• EXERCISE BRIEF:
Line by line, set down the records exactly as they appear below.
__________________________________________________
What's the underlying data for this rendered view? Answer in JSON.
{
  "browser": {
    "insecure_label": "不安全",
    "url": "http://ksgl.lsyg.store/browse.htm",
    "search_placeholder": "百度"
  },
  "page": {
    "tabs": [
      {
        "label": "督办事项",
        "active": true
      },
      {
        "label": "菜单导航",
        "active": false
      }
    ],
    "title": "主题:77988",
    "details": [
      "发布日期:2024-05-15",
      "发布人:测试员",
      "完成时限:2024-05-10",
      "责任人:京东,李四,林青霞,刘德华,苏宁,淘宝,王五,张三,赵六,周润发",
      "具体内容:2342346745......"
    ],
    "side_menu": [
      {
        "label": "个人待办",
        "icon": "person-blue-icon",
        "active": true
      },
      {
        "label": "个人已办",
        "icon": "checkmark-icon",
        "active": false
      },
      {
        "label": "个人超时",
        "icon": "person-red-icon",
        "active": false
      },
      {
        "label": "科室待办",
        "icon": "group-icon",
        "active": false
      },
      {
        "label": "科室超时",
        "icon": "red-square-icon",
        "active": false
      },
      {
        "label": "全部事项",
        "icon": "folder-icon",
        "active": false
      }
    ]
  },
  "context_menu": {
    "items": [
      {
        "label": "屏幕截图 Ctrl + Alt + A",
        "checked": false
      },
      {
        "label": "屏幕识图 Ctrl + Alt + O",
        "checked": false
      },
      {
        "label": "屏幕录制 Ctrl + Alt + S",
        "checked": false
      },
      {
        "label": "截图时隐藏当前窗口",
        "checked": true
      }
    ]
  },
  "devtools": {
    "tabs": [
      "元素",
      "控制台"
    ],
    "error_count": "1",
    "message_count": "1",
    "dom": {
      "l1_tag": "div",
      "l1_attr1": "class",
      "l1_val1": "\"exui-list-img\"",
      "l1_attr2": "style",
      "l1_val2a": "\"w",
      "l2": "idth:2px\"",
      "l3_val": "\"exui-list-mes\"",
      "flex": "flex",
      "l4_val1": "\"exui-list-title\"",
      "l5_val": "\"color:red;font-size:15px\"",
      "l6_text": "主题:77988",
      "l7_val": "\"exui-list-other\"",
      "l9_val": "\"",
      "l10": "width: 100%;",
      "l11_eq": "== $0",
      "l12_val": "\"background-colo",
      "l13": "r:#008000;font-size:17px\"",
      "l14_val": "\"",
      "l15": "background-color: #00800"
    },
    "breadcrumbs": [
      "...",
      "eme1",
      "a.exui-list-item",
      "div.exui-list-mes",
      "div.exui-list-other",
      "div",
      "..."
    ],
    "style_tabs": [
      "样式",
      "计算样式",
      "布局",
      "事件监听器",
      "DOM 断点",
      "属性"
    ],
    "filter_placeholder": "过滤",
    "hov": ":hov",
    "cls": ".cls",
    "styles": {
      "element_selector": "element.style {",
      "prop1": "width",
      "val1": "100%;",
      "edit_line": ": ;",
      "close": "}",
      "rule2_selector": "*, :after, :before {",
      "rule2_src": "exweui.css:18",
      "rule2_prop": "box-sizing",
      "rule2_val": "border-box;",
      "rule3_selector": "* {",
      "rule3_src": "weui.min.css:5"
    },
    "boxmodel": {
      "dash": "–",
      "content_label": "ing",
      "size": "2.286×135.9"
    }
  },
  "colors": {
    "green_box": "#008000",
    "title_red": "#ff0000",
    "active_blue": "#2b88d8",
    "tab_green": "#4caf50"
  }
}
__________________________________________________
• SOLUTION:
What's the underlying data for this rendered view? Answer in JSON.
{
  "browser": {
    "insecure_label": "不安全",
    "url": "http://ksgl.lsyg.store/browse.htm",
    "search_placeholder": "百度"
  },
  "page": {
    "tabs": [
      {
        "label": "督办事项",
        "active": true
      },
      {
        "label": "菜单导航",
        "active": false
      }
    ],
    "title": "主题:77988",
    "details": [
      "发布日期:2024-05-15",
      "发布人:测试员",
      "完成时限:2024-05-10",
      "责任人:京东,李四,林青霞,刘德华,苏宁,淘宝,王五,张三,赵六,周润发",
      "具体内容:2342346745......"
    ],
    "side_menu": [
      {
        "label": "个人待办",
        "icon": "person-blue-icon",
        "active": true
      },
      {
        "label": "个人已办",
        "icon": "checkmark-icon",
        "active": false
      },
      {
        "label": "个人超时",
        "icon": "person-red-icon",
        "active": false
      },
      {
        "label": "科室待办",
        "icon": "group-icon",
        "active": false
      },
      {
        "label": "科室超时",
        "icon": "red-square-icon",
        "active": false
      },
      {
        "label": "全部事项",
        "icon": "folder-icon",
        "active": false
      }
    ]
  },
  "context_menu": {
    "items": [
      {
        "label": "屏幕截图 Ctrl + Alt + A",
        "checked": false
      },
      {
        "label": "屏幕识图 Ctrl + Alt + O",
        "checked": false
      },
      {
        "label": "屏幕录制 Ctrl + Alt + S",
        "checked": false
      },
      {
        "label": "截图时隐藏当前窗口",
        "checked": true
      }
    ]
  },
  "devtools": {
    "tabs": [
      "元素",
      "控制台"
    ],
    "error_count": "1",
    "message_count": "1",
    "dom": {
      "l1_tag": "div",
      "l1_attr1": "class",
      "l1_val1": "\"exui-list-img\"",
      "l1_attr2": "style",
      "l1_val2a": "\"w",
      "l2": "idth:2px\"",
      "l3_val": "\"exui-list-mes\"",
      "flex": "flex",
      "l4_val1": "\"exui-list-title\"",
      "l5_val": "\"color:red;font-size:15px\"",
      "l6_text": "主题:77988",
      "l7_val": "\"exui-list-other\"",
      "l9_val": "\"",
      "l10": "width: 100%;",
      "l11_eq": "== $0",
      "l12_val": "\"background-colo",
      "l13": "r:#008000;font-size:17px\"",
      "l14_val": "\"",
      "l15": "background-color: #00800"
    },
    "breadcrumbs": [
      "...",
      "eme1",
      "a.exui-list-item",
      "div.exui-list-mes",
      "div.exui-list-other",
      "div",
      "..."
    ],
    "style_tabs": [
      "样式",
      "计算样式",
      "布局",
      "事件监听器",
      "DOM 断点",
      "属性"
    ],
    "filter_placeholder": "过滤",
    "hov": ":hov",
    "cls": ".cls",
    "styles": {
      "element_selector": "element.style {",
      "prop1": "width",
      "val1": "100%;",
      "edit_line": ": ;",
      "close": "}",
      "rule2_selector": "*, :after, :before {",
      "rule2_src": "exweui.css:18",
      "rule2_prop": "box-sizing",
      "rule2_val": "border-box;",
      "rule3_selector": "* {",
      "rule3_src": "weui.min.css:5"
    },
    "boxmodel": {
      "dash": "–",
      "content_label": "ing",
      "size": "2.286×135.9"
    }
  },
  "colors": {
    "green_box": "#008000",
    "title_red": "#ff0000",
    "active_blue": "#2b88d8",
    "tab_green": "#4caf50"
  }
}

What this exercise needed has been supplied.